Born November 17, 1961
City Council Member
Elected November 1997
Appointed Mongomery County Court of Common Pleas Judge October 2007
Upon being appointed as a judge, Mary Wiseman was quoted in the Dayton Daily News saying, "I'm grateful to Gov. Strickland for appointing me, but I'm also grateful to the Dayton community," she said. "It says volumes about this community that I've been able to break through these barriers."
Interview with Mary Wiseman for Out and Elected in the USA
Q: Tell me about your campaign. I know there were some negative attacks.
A: When I was first running, I was openly out, but it had never received any media attention or comment. Coming at it from a neighborhood activist background, I had zero name recognition when I started to run for elected office. I didn’t have any until someone in the community anonymously sent these postcards to various community leaders and voters saying that people shouldn’t vote for me in the primary because I was a threat to traditional family values. Well, everybody got so mad that people would say that. I had complete strangers coming up and saying, “I don’t know you from Adam, but I’m going to vote for you because that is just plain mean what they did to you.” This also created a lot of media interest and my name recognition went from zero to my being one of the highest vote-getters in the primary.
This was actually very fun because it was a classic case of someone trying to do lesbian-baiting, trying a negative attack, and it being turned right around. It really backfired. There were people in the media who received the post cards, who then wanted to call and ask about my reaction – which was, and still is, that there are always going to be people in the community who try to succeed by dividing people rather than working with what we have in common, and how we can use that common ground to build on it for the success of our community. So, it gave me an opportunity to make a pitch for tolerance, a pitch for acceptance, and I tried to explain that these were some of the things I stood for.
Then there was a big hunt on in the media to find out who it was that sent the postcards. They could never get it verified one way or the other, so is was a story that ran for a couple of weeks. And it all ended up being focused on, “look at these mean, intolerant people,” because other than saying, “Mary Wiseman is gay,” they didn’t have anything else to say about the fact that she is running. They wouldn’t say that I had bad ideas, or they wouldn’t say that I wasn’t qualified, you know, because they couldn’t. The only thing they could attack me for was my sexual orientation, and the community, and particularly the media, said that it was just out of bounds and irrelevant.
Q: You tried to enact some non-discrimination language for Dayton that ultimately failed. How did that play out and what did you learn?

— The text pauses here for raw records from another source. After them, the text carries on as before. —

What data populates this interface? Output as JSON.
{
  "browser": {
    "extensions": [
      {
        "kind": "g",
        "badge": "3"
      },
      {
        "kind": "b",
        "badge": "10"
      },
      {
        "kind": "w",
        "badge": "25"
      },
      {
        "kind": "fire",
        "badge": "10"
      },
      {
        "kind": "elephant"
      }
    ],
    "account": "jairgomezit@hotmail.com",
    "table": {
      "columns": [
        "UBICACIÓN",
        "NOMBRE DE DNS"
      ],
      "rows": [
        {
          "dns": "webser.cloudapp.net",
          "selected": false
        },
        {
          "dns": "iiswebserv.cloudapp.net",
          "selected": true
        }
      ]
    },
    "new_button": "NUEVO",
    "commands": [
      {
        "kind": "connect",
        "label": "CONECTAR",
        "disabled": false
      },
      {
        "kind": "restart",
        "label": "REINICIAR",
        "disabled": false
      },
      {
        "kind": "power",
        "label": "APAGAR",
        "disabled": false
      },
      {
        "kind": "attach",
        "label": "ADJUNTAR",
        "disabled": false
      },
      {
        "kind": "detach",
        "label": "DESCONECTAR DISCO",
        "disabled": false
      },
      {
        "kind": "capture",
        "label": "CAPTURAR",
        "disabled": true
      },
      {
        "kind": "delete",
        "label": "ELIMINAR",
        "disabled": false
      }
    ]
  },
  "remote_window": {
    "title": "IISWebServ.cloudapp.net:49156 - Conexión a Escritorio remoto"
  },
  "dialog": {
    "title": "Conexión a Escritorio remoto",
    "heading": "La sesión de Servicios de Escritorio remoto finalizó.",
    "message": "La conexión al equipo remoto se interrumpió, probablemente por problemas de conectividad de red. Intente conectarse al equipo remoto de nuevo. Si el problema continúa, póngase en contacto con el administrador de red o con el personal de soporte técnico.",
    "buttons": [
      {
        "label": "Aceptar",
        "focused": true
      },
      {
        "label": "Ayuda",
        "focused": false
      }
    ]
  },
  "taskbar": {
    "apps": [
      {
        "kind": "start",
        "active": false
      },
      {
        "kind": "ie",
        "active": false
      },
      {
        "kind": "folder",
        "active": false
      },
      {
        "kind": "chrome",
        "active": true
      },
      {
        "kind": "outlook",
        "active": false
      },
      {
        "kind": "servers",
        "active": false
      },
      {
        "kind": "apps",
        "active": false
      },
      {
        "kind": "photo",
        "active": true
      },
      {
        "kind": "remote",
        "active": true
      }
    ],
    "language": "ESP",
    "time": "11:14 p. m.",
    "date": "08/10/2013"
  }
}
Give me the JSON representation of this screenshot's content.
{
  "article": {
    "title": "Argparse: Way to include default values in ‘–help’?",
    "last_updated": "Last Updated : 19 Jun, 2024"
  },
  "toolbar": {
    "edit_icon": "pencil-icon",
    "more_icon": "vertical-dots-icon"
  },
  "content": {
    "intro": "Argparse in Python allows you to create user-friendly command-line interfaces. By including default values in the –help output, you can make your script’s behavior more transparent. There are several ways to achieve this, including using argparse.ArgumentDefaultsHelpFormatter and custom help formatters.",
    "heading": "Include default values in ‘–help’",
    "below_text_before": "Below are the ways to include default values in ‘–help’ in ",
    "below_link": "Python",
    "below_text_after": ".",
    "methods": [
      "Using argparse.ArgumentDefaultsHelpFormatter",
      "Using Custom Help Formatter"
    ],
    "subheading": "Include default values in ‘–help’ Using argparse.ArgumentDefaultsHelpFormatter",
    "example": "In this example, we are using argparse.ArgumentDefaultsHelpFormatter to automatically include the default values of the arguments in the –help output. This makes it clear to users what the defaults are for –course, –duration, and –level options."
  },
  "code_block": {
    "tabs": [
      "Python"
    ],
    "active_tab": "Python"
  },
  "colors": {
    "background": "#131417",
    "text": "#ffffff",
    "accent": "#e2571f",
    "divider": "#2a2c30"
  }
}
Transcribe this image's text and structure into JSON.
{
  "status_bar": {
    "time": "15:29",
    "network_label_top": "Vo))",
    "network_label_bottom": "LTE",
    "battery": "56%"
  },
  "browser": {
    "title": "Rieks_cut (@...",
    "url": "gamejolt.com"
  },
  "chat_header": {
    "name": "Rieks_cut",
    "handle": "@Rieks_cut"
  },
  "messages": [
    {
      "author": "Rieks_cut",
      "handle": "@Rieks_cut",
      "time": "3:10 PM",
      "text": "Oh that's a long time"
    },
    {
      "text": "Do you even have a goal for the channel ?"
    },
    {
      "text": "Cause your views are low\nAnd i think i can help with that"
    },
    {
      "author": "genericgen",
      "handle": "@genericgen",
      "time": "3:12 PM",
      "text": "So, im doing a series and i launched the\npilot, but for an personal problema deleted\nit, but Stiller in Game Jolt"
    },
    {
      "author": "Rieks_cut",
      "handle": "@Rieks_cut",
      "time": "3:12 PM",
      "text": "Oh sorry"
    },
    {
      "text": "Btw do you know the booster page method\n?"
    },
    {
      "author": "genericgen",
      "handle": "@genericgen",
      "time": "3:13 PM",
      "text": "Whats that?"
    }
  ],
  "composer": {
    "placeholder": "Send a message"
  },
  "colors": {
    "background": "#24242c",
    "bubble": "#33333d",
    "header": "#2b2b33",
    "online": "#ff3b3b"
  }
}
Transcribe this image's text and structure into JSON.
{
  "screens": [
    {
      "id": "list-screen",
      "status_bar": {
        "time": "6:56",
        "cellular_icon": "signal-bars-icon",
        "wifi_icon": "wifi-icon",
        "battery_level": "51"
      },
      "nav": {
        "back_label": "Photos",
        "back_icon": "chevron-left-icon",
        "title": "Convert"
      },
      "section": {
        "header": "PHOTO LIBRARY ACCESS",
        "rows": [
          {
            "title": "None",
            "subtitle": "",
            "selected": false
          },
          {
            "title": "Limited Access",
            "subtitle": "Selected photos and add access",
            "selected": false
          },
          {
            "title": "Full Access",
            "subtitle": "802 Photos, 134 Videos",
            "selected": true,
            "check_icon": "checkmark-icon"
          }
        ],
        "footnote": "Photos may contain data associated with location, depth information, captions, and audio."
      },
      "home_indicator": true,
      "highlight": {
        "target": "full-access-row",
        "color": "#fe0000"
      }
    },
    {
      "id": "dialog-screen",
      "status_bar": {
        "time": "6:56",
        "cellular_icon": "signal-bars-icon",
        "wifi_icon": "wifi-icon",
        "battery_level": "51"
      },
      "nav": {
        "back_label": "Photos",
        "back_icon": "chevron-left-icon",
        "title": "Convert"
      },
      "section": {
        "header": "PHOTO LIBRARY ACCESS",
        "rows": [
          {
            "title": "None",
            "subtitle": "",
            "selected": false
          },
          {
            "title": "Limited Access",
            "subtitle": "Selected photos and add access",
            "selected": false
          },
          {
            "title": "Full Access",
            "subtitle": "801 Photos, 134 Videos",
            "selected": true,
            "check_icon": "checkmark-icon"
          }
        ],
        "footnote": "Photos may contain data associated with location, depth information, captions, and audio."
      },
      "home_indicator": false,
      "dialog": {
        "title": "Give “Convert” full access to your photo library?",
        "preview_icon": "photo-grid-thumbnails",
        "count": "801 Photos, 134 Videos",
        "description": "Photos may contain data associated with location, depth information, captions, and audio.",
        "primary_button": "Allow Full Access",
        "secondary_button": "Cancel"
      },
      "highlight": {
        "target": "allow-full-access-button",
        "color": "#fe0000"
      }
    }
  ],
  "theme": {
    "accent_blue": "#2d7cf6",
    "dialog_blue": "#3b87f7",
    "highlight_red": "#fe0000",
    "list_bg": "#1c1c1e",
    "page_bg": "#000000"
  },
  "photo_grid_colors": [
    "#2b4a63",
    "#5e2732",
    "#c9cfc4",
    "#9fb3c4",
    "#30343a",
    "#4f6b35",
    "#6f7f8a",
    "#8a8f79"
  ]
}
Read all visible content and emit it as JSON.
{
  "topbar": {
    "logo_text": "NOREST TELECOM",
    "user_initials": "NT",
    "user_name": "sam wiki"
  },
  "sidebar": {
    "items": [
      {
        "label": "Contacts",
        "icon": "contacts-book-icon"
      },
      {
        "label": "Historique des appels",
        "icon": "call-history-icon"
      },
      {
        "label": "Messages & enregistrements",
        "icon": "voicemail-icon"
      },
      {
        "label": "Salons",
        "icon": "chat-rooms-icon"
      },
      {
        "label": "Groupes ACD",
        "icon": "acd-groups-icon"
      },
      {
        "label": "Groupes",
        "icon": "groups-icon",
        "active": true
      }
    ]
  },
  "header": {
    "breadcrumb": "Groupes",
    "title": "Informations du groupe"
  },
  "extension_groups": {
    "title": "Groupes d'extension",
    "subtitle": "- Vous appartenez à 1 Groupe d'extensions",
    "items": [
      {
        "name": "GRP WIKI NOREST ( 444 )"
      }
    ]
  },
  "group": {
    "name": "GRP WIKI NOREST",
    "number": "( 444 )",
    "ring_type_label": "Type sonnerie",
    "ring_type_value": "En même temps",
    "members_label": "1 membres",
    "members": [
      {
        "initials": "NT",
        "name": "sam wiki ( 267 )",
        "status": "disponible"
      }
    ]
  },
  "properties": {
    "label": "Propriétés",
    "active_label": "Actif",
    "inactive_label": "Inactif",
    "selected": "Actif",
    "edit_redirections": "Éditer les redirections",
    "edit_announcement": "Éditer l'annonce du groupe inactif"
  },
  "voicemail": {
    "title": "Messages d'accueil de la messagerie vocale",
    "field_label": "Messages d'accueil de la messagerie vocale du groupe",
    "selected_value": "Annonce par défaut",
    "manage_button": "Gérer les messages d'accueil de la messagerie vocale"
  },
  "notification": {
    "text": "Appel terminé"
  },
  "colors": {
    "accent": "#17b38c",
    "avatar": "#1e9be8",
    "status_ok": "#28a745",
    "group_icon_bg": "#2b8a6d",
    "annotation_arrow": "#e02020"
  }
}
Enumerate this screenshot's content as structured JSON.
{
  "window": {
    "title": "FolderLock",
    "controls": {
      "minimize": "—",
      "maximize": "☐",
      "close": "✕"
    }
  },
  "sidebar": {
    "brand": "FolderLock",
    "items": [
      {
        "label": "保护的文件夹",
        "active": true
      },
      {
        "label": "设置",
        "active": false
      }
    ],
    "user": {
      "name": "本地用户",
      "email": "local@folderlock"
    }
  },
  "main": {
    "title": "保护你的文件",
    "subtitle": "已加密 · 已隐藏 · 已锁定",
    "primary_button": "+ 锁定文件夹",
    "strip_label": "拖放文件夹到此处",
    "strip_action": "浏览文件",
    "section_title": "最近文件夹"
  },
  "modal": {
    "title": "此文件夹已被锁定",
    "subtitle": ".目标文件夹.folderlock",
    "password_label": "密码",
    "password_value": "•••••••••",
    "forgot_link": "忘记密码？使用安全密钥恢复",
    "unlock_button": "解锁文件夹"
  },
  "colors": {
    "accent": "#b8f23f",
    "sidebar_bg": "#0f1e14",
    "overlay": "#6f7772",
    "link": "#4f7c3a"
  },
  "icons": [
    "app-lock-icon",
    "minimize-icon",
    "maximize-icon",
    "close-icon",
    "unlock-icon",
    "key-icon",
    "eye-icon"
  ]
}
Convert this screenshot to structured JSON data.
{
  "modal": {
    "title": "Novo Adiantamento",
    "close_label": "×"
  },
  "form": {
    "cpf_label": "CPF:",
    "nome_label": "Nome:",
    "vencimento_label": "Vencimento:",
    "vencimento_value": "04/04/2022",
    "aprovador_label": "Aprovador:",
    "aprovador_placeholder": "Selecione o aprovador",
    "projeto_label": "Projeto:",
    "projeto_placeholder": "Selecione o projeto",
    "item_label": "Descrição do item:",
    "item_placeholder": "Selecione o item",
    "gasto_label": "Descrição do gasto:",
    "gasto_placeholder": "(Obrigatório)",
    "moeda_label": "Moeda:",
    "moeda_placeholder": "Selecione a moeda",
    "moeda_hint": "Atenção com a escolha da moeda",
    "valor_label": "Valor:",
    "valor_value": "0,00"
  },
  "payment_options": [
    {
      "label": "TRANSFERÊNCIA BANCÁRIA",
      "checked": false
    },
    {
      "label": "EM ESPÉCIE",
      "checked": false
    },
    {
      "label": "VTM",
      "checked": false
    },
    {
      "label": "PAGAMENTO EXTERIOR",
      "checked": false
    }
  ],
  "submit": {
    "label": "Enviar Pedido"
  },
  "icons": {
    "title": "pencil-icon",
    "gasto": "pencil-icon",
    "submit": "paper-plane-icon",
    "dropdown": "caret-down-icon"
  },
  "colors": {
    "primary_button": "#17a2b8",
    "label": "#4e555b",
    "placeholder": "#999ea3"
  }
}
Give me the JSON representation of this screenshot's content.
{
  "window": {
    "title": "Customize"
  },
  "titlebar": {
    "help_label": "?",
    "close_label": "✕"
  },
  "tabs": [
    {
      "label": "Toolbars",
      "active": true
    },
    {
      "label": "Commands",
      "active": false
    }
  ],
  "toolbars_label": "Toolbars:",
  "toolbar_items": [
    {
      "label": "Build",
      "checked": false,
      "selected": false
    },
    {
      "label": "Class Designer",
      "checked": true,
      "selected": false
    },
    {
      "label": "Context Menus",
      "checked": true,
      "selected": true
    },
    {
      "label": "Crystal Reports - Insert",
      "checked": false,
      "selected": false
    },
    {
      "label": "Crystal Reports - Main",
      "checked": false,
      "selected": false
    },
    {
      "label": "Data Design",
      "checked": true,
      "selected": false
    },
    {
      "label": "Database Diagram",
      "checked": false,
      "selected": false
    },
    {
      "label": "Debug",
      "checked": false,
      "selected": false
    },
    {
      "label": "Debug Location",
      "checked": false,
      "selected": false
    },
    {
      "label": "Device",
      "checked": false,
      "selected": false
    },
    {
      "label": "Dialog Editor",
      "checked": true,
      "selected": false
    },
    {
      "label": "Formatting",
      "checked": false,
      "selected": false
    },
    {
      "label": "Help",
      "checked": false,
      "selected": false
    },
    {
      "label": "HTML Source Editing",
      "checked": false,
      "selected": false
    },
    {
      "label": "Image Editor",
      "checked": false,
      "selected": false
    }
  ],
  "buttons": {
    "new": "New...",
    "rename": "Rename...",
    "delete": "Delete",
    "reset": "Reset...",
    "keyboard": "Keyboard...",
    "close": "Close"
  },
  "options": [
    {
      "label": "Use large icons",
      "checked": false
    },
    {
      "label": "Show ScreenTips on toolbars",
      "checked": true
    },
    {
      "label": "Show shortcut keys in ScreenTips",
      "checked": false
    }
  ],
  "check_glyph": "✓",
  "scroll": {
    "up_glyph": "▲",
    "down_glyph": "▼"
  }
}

A: That has been a very challenging struggle here in Dayton, and I think I can honestly say that I think I’ve gone from being a rookie to being an experienced politician and public servant. It was one of those experiences that was disappointing. And I can’t help but thinking that part of the conservative or moderately conservative part of the community said, “OK. We went far enough by electing a lesbian, but don’t push it too far by amending your non-discrimination ordinance to include sexual orientation.” Which I thought was really unfortunate. So there definitely has been some backlash. And to see that my colleagues decided to “compromise” on the issue instead of take a stand on it after having told the gay and lesbian community for years and years that they would strongly support a non-discrimination ordinance – that was a real eye-opener as well.
Q: Any other observations about your city?
A: Dayton is a community that remains very divided along racial lines. One of the things that public service has really opened my eyes to is how difficult it is to bridge the racial divide in our community, and part of the dynamic I encounter is that GLBT issues are so far off the table. They aren’t even on the radar screen for so may groups around here who have in their mission statements to work for social justice and equality for all because our community is so mired in this racial divide. As someone of white privilege, you know that the issues are there, but you never know how deep they run until you put yourself in the middle of the stream. It has really shown how much work our particular community has to do in those racial justice issues before we can get on the radar screen and make some better progress for ourselves.
For information on a touring exhibit version of Out and Elected in the USA: 1974-2004, contact Ron Schlittler at email@example.com.